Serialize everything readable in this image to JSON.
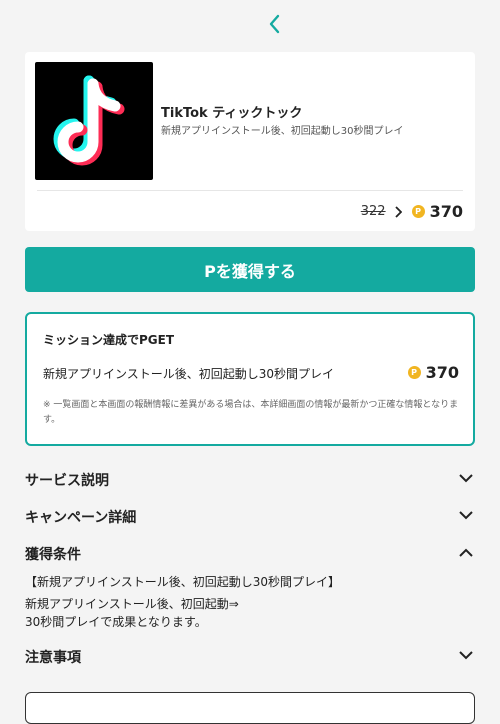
{
  "app": {
    "name": "TikTok ティックトック",
    "description": "新規アプリインストール後、初回起動し30秒間プレイ",
    "old_price": "322",
    "new_price": "370",
    "coin_letter": "P"
  },
  "cta_label": "Pを獲得する",
  "mission": {
    "title": "ミッション達成でPGET",
    "task": "新規アプリインストール後、初回起動し30秒間プレイ",
    "reward": "370",
    "note": "※ 一覧画面と本画面の報酬情報に差異がある場合は、本詳細画面の情報が最新かつ正確な情報となります。"
  },
  "sections": {
    "service": "サービス説明",
    "campaign": "キャンペーン詳細",
    "conditions": "獲得条件",
    "notes": "注意事項"
  },
  "conditions": {
    "head": "【新規アプリインストール後、初回起動し30秒間プレイ】",
    "line1": "新規アプリインストール後、初回起動⇒",
    "line2": "30秒間プレイで成果となります。"
  },
  "colors": {
    "accent": "#14aaa0",
    "coin": "#f1b521"
  }
}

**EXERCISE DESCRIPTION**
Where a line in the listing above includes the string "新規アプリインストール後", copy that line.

**OUTPUT FOR THIS EXERCISE**
    "description": "新規アプリインストール後、初回起動し30秒間プレイ",
    "task": "新規アプリインストール後、初回起動し30秒間プレイ",
    "head": "【新規アプリインストール後、初回起動し30秒間プレイ】",
    "line1": "新規アプリインストール後、初回起動⇒",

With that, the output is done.